"Our lack of education and understanding around gender hurts people."instagram/studiomilaa

As I’ve seen a lot recently, lack of education on a topic leads to discrimination and bigotry, which is especially relevant for the topic of gender. In the UK, gender is defined as ‘a social construction relating to behaviours and attributes based on masculinity and femininity’, the government says that it is a ‘personal, internal perception of oneself’, whereas sex is assigned at birth and refers to the ‘biological aspects’ of a person. Although, they are not the same thing, they are also not in conflict with each other. Your gender is not necessarily the same as your assigned sex and it doesn’t have to be binary. Contrary to what some think, the concept of there being more than two genders is not new and was present in many pre-colonial cultures. However, some people believe that gender diverse people and the ‘transgender agenda’ are a new threat, particularly to feminism and women, an ideology which is sometimes described as Trans Exclusionary Radical Feminist (TERF) rhetoric.

Initially, I thought I wouldn’t talk about the author of the Harry Potter Series, but her recent, and not so recent, comments have angered many people, myself included. As someone who is passionate about mental health, her comments infuriated me. J.K Rowling argued that there is limited evidence to show that trans young people kill themselves if not allowed to transition. However, she neglected to mention that many trans people self-harm or attempt suicide, a statistic I saw played out when I was admitted to a psychiatric ward at 16. Suicide is not the only criteria for someone to be distressed, nor should we have to wait for someone to take their own life for us to accept that distress. If this were the attitude all mental health professionals took, I would certainly be dead.

"Trans people are not a threat to society, if anything, our society is a threat to trans people."
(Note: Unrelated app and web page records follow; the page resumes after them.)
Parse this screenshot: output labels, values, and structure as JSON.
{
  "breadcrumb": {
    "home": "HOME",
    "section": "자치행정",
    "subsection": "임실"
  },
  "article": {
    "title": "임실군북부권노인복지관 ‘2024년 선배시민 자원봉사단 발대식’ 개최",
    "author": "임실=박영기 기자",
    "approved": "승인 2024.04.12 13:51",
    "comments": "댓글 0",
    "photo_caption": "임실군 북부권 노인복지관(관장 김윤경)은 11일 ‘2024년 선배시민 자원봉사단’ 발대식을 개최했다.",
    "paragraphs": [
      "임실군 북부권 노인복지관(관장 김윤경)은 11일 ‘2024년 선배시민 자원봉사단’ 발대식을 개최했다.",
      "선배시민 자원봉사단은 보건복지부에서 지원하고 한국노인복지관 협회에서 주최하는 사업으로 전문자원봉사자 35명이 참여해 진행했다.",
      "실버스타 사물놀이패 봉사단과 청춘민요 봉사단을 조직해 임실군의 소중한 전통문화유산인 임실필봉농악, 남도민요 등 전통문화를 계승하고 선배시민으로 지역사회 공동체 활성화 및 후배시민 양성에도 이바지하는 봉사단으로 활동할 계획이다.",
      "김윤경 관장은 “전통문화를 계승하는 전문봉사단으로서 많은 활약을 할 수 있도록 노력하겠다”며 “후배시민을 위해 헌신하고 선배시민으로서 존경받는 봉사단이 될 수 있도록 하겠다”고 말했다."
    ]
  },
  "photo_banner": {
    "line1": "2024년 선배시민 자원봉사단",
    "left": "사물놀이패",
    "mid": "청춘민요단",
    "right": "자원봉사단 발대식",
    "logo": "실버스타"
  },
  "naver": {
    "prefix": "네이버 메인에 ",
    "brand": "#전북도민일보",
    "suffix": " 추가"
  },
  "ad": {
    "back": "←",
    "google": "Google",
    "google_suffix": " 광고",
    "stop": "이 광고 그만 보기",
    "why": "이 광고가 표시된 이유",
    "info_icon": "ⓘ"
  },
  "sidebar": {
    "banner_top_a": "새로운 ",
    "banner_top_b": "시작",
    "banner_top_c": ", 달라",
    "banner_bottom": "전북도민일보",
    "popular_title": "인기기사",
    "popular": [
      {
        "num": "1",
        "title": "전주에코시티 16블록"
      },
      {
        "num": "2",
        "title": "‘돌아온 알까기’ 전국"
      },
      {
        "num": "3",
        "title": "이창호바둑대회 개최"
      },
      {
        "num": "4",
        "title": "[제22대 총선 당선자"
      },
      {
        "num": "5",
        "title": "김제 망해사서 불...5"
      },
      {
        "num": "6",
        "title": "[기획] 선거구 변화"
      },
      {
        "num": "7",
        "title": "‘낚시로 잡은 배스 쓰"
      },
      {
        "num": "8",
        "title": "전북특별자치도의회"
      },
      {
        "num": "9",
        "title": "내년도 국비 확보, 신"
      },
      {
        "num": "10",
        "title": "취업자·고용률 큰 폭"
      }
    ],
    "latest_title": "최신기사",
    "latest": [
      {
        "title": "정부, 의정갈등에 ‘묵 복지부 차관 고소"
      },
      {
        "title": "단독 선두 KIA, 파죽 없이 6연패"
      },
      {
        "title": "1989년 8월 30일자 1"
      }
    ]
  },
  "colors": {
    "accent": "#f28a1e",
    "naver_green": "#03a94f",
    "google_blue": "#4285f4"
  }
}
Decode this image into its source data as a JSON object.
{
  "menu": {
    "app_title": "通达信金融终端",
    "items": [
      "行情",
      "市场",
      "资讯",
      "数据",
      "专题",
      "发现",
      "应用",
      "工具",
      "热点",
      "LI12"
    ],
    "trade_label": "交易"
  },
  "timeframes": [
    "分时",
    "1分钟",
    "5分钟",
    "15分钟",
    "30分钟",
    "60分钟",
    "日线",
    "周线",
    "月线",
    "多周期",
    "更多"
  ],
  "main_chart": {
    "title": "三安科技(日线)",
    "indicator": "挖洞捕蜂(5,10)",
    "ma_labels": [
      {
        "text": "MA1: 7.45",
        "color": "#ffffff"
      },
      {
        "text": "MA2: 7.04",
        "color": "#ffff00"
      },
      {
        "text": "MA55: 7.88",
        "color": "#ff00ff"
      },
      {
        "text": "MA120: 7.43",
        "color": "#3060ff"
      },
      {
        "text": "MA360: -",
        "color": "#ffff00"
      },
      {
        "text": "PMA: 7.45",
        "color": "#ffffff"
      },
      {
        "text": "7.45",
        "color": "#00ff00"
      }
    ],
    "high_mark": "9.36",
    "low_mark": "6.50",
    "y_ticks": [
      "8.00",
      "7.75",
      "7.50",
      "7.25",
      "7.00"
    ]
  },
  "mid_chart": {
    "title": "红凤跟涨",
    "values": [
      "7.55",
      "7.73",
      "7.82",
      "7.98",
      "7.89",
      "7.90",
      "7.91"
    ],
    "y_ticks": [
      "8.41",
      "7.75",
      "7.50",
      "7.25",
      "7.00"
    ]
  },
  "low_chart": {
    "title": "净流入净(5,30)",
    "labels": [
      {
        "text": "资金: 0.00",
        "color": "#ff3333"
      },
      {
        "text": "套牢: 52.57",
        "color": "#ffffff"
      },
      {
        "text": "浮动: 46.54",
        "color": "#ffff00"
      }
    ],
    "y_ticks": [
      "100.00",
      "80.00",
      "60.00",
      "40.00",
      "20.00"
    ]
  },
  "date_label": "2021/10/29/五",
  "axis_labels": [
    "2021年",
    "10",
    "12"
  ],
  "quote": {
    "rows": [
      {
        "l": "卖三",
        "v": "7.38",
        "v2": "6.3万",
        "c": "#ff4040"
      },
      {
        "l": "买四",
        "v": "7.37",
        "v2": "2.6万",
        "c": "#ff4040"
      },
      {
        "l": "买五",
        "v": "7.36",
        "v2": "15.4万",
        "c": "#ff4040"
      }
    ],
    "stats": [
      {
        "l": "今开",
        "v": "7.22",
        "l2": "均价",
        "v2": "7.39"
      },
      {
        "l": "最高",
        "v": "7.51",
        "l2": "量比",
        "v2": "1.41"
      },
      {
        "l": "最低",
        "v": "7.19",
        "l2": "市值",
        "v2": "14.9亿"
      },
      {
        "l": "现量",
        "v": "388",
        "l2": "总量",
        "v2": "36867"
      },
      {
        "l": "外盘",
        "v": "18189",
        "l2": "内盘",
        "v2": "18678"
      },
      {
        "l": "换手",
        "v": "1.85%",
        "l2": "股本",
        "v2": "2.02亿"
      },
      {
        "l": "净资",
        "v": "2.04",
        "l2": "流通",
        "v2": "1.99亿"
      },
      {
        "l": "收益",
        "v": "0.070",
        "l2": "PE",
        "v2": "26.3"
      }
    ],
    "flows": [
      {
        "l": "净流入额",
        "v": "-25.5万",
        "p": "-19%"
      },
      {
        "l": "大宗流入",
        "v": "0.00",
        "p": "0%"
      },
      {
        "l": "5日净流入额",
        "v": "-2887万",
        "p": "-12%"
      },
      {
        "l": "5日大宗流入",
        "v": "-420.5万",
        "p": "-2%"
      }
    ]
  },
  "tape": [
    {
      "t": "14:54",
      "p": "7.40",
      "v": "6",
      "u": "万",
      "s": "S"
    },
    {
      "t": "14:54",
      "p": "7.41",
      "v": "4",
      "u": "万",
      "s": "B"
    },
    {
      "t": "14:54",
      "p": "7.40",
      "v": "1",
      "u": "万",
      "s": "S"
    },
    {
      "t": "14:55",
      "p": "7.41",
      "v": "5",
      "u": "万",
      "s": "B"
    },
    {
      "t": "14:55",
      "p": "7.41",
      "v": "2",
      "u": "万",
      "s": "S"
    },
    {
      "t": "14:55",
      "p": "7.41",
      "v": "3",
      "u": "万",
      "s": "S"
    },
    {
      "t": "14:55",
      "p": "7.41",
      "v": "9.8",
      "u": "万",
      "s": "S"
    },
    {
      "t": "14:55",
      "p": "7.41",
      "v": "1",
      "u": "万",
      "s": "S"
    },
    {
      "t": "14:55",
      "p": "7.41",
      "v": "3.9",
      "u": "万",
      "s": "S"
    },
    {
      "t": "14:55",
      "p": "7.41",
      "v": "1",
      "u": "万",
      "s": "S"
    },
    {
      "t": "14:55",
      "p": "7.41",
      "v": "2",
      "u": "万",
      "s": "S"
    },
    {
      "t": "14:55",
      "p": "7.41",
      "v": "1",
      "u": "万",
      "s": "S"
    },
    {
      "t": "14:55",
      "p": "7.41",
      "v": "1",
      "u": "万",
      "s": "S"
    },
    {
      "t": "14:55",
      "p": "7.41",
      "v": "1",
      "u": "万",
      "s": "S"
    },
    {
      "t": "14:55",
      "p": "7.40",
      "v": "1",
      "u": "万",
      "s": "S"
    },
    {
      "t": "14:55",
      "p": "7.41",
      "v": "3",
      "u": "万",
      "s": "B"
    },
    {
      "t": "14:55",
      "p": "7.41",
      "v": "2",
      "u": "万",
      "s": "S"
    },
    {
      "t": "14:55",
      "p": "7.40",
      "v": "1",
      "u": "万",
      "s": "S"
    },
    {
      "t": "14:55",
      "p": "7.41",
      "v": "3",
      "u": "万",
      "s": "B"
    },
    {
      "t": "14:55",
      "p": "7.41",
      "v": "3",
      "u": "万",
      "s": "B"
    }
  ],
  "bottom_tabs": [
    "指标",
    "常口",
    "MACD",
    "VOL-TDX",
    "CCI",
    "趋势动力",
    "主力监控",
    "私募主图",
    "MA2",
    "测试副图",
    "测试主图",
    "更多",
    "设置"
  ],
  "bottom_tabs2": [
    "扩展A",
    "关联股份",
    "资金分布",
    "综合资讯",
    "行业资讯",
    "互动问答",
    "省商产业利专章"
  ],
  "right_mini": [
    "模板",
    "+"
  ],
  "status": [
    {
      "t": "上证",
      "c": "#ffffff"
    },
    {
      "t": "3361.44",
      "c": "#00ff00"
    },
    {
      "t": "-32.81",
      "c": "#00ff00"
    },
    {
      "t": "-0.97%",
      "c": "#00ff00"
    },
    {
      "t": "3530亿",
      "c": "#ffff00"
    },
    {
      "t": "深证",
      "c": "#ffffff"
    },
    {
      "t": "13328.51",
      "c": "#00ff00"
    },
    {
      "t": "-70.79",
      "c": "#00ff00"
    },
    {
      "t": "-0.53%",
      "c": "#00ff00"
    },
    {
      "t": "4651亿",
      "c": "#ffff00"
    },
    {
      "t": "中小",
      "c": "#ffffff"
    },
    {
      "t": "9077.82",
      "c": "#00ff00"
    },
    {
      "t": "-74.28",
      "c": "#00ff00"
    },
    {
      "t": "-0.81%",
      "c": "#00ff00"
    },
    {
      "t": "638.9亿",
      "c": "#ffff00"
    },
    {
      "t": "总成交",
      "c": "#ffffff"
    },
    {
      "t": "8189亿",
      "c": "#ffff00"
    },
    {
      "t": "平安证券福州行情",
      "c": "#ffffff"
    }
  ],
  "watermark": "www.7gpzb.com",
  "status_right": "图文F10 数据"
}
Despite what was said in J.K. Rowling’s problematic post, obtaining a Gender Recognition Certificate is not an easy task. A gender recognition certificate allows your gender to be legally recognised. However, in order to get one, you must be over 18 and provide the Gender Recognition Panel with two medical reports confirming gender dysphoria, one from someone practising in the field of gender dysphoria and one from your GP. You must also provide evidence that you have lived as your gender for at least two years and this usually requires at least 3 pieces of evidence. In addition, you have to pay a fee, and non-binary identities are still not currently included. To physically transition, many people must decide between either long waitlists for NHS treatment or extortionate fees to have procedures done privately. Those under 18 can only undergo reversible transition measures. In addition, socially transitioning is difficult. Trans people face stigma, bullying, and poor family relations. They face violence for their identity and are sometimes killed because of it. Trans people are not a threat to society; if anything, our society is a threat to trans people.
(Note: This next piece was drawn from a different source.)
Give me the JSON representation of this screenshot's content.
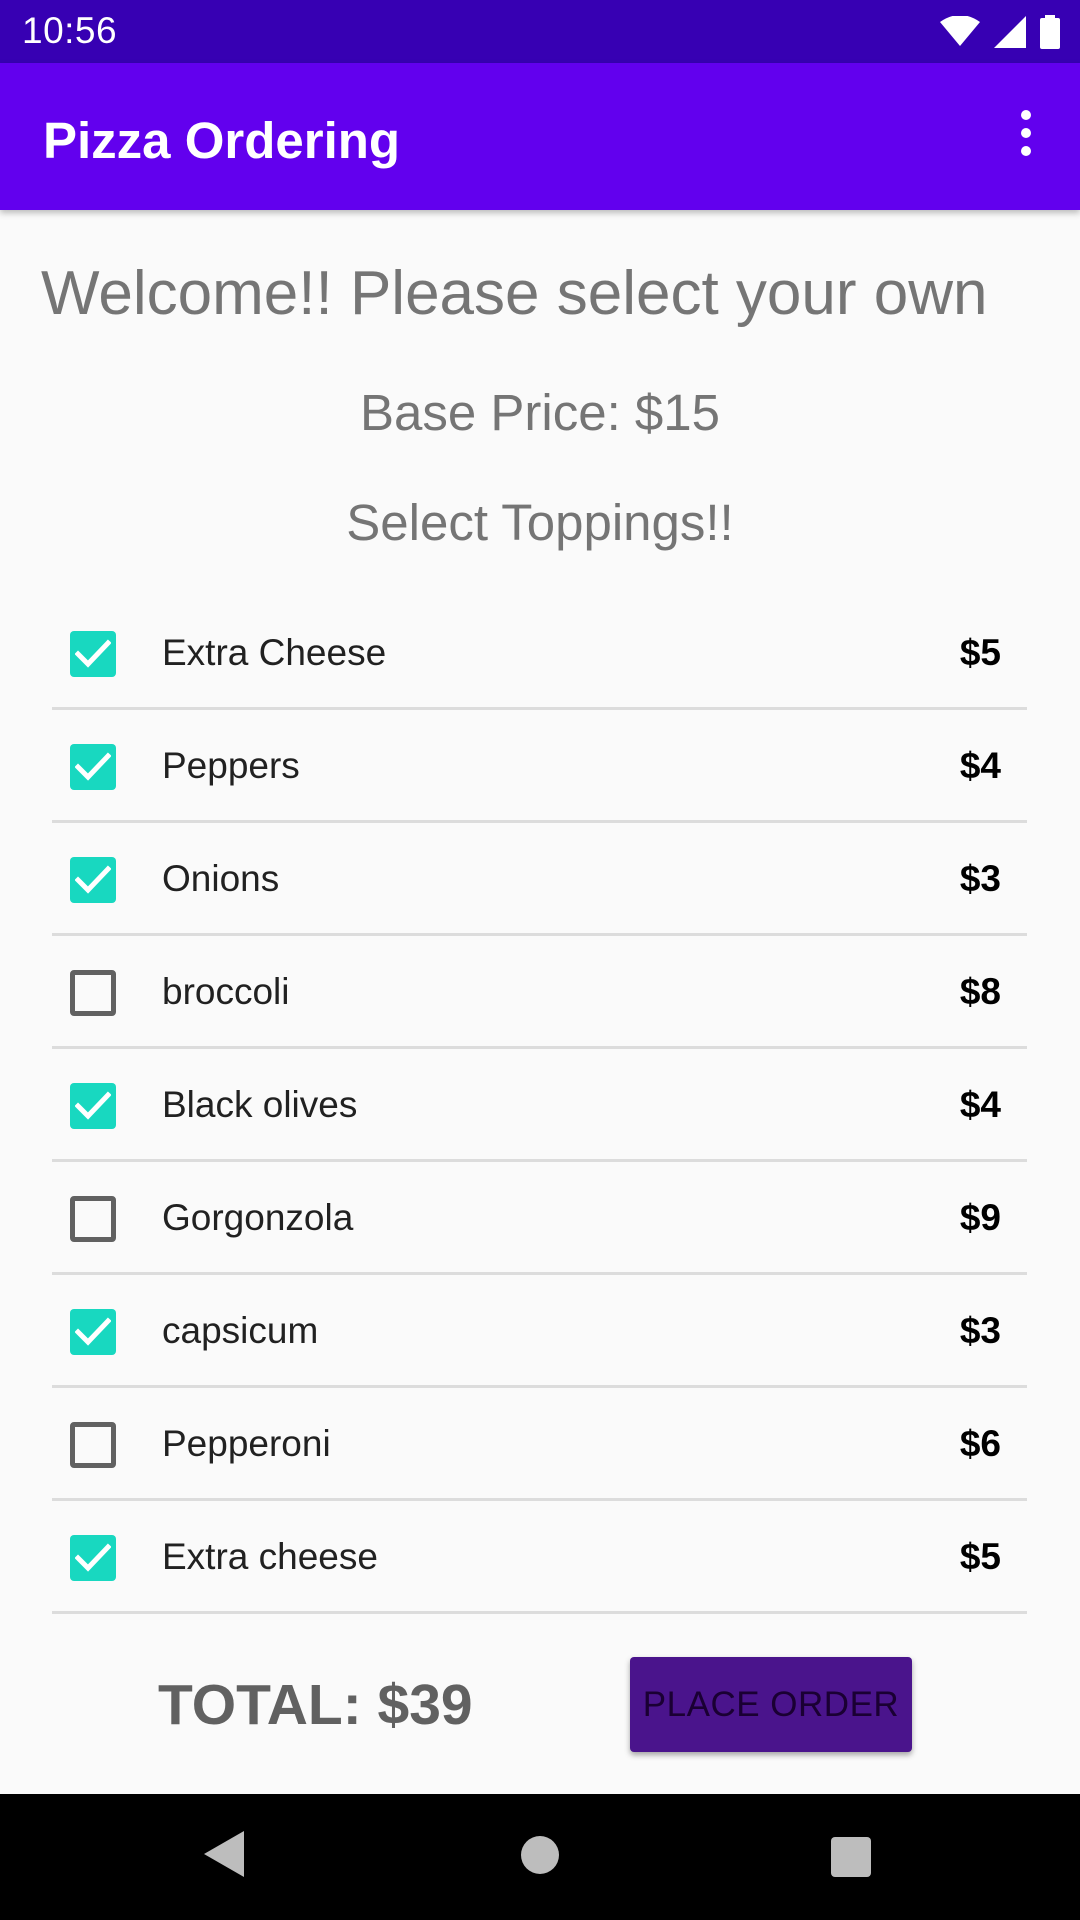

I do agree that our society is still patriarchal and fuelled with misogyny, but this has an impact on all groups of people. Our society tends to benefit cisgender white men. For example, at Cambridge, the gender pay gap between women and men is almost 20%, and  the ‘Academic’ staff category are 70% men. However, although patriarchy often benefits cis men, they can still be victims of our society, evident in the statistics of men taking their own lives in disproportionate numbers. Racial disparities also further disadvantage black and ethnic minority men and can exacerbate mental health problems.


Mountain View

What they don't tell you about abuse

One thing that is extremely clear, is that trans people are massively affected by our patriarchal, misogynistic society. I cannot count the number of times I’ve heard someone calling trans women ‘men in dresses’ or arguing that allowing trans woman to exist means ‘[opening] doors of bathrooms and changing rooms’ to men. These views are highly misogynistic,  as they devalue the femininity of trans women, impose masculinity upon them and stress the importance of masculinity. When used by TERFs, they also scapegoat a group of women, instead of tackling the underlying issue of structural sexism. In addition, the disparity between the ways trans women and men are treated, the former with contempt and the latter with pity, is misogynistic. It means that people who were assigned female at birth continue to be treated as dainty, misunderstood and delicate, further reinforcing the patriarchal views of our society. Anti-trans ‘feminism’ does nothing to better our society.

I could talk endlessly about ‘what they don’t tell us about gender’ as, frankly, I was taught nothing about gender, and I know many people weren’t. Our lack of education and understanding around gender hurts people. Trans people die only for existing, and, whether it’s by their own hand or someone else’s, society helps to pull the trigger. Honestly, all I can say is you never have the right to dehumanise someone or deny someone’s existence, but especially when your reason for denying them is based on an issue that is yours not theirs. By demonising trans people, you not only reinforce a patriarchal society, but you absolve those who are actually at fault.